If you want a band without those, these girls are as good as any:



And BTW, how could y'all forget Lindsey Buckingham as one of rock's premier finger pickers?
Last edited by Captaincranky at Aug 26, 2016,
#10
I finger pick a lot, both electric and acoustic. I use thumb and two fingers usually, never could get the ring finger to cooperate well, so I just use index and middle fingers. Picking leads is no problem, I switch to finger picking a lot just for fun.

Strumming is a little different, but possible. You can do a lot of rhythm parts by using the thumb to pick downward, as usual, and the fingers to pull upwards on the strings. It's like grabbing and pulling them.

You can also strum with the back, nail side of the fingers, either by flicking them across the strings, like closing your hand and opening it quick, or hold the thumb and two fingers as if you're holding a pick and strum that way. Using one finger, usually index, works too.

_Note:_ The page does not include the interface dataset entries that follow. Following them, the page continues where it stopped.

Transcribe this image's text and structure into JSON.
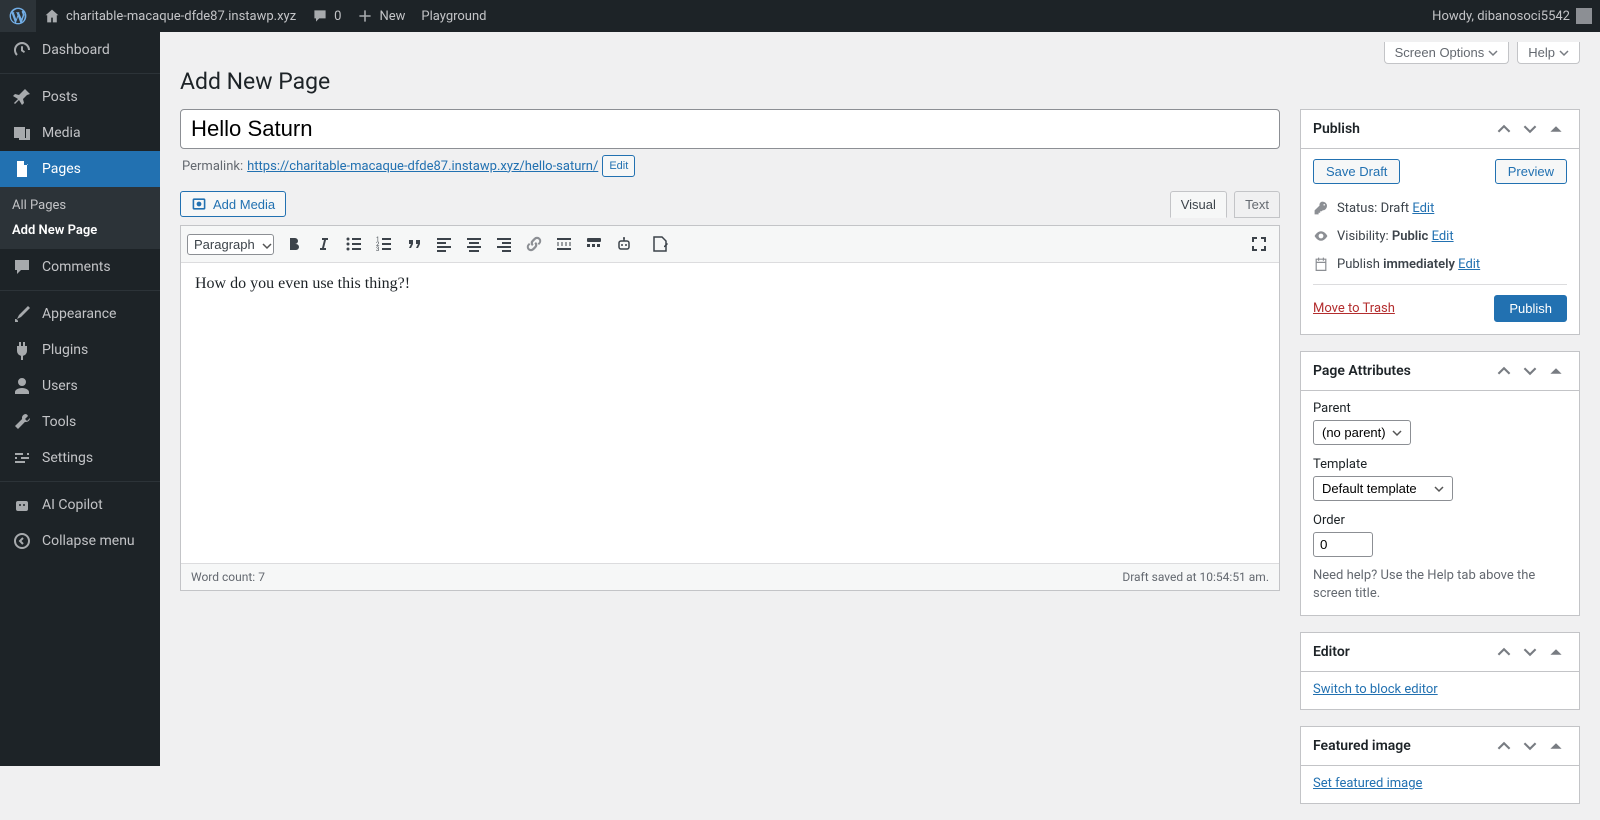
{
  "adminbar": {
    "site_name": "charitable-macaque-dfde87.instawp.xyz",
    "comments_count": "0",
    "new_label": "New",
    "playground_label": "Playground",
    "howdy": "Howdy, dibanosoci5542"
  },
  "menu": {
    "dashboard": "Dashboard",
    "posts": "Posts",
    "media": "Media",
    "pages": "Pages",
    "pages_submenu": {
      "all": "All Pages",
      "add": "Add New Page"
    },
    "comments": "Comments",
    "appearance": "Appearance",
    "plugins": "Plugins",
    "users": "Users",
    "tools": "Tools",
    "settings": "Settings",
    "ai_copilot": "AI Copilot",
    "collapse": "Collapse menu"
  },
  "screen": {
    "options": "Screen Options",
    "help": "Help"
  },
  "page": {
    "heading": "Add New Page",
    "title_value": "Hello Saturn",
    "permalink_label": "Permalink:",
    "permalink_base": "https://charitable-macaque-dfde87.instawp.xyz/",
    "permalink_slug": "hello-saturn/",
    "edit_btn": "Edit",
    "add_media": "Add Media",
    "tab_visual": "Visual",
    "tab_text": "Text",
    "format_sel": "Paragraph",
    "content": "How do you even use this thing?!",
    "word_count_label": "Word count:",
    "word_count": "7",
    "draft_notice": "Draft saved at 10:54:51 am."
  },
  "publish": {
    "box_title": "Publish",
    "save_draft": "Save Draft",
    "preview": "Preview",
    "status_label": "Status:",
    "status_value": "Draft",
    "visibility_label": "Visibility:",
    "visibility_value": "Public",
    "publish_label": "Publish",
    "publish_value": "immediately",
    "edit_link": "Edit",
    "trash": "Move to Trash",
    "publish_btn": "Publish"
  },
  "attributes": {
    "box_title": "Page Attributes",
    "parent_label": "Parent",
    "parent_value": "(no parent)",
    "template_label": "Template",
    "template_value": "Default template",
    "order_label": "Order",
    "order_value": "0",
    "help": "Need help? Use the Help tab above the screen title."
  },
  "editor_box": {
    "box_title": "Editor",
    "switch_link": "Switch to block editor"
  },
  "featured": {
    "box_title": "Featured image",
    "set_link": "Set featured image"
  }
}
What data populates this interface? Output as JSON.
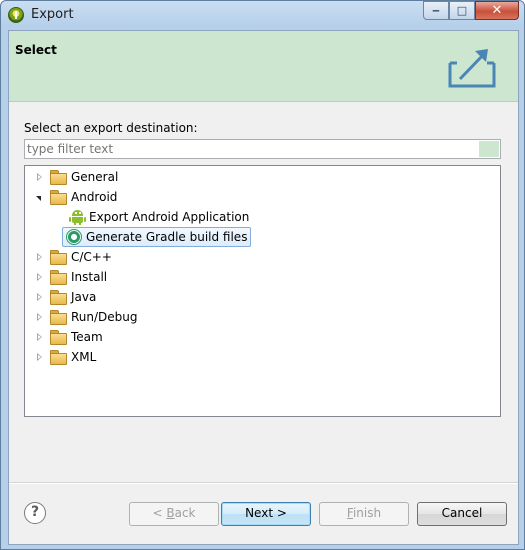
{
  "window": {
    "title": "Export"
  },
  "banner": {
    "title": "Select"
  },
  "prompt": "Select an export destination:",
  "filter": {
    "placeholder": "type filter text",
    "value": ""
  },
  "tree": {
    "items": [
      {
        "label": "General",
        "expanded": false,
        "icon": "folder-icon"
      },
      {
        "label": "Android",
        "expanded": true,
        "icon": "folder-icon"
      },
      {
        "label": "Export Android Application",
        "icon": "android-icon",
        "child": true
      },
      {
        "label": "Generate Gradle build files",
        "icon": "gradle-icon",
        "child": true,
        "selected": true
      },
      {
        "label": "C/C++",
        "expanded": false,
        "icon": "folder-icon"
      },
      {
        "label": "Install",
        "expanded": false,
        "icon": "folder-icon"
      },
      {
        "label": "Java",
        "expanded": false,
        "icon": "folder-icon"
      },
      {
        "label": "Run/Debug",
        "expanded": false,
        "icon": "folder-icon"
      },
      {
        "label": "Team",
        "expanded": false,
        "icon": "folder-icon"
      },
      {
        "label": "XML",
        "expanded": false,
        "icon": "folder-icon"
      }
    ]
  },
  "buttons": {
    "help": "?",
    "back": {
      "prefix": "< ",
      "mnemonic": "B",
      "rest": "ack",
      "enabled": false
    },
    "next": {
      "label": "Next >",
      "enabled": true,
      "default": true
    },
    "finish": {
      "mnemonic": "F",
      "rest": "inish",
      "enabled": false
    },
    "cancel": {
      "label": "Cancel",
      "enabled": true
    }
  },
  "colors": {
    "banner": "#cde6cf",
    "selection": "#dcecfc",
    "window_frame": "#b7d0ea"
  }
}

It takes practice, but becomes easier as you go, and after doing it since the 70's it's second nature now. I started learning because I didn't like having to go back to the amp and grab a pick if I dropped one, and I was lost without it. I knew a little finger picking for acoustic songs, but not much. So I started practicing without a pick so if I dropped one onstage, I could just keep playing and not worry about it. Pick holders attached to a mic stand didn't exist, on top of the amp or in a pocket were the only options.
Hmmm...I wonder what this button does...
Last edited by Paleo Pete at Aug 26, 2016,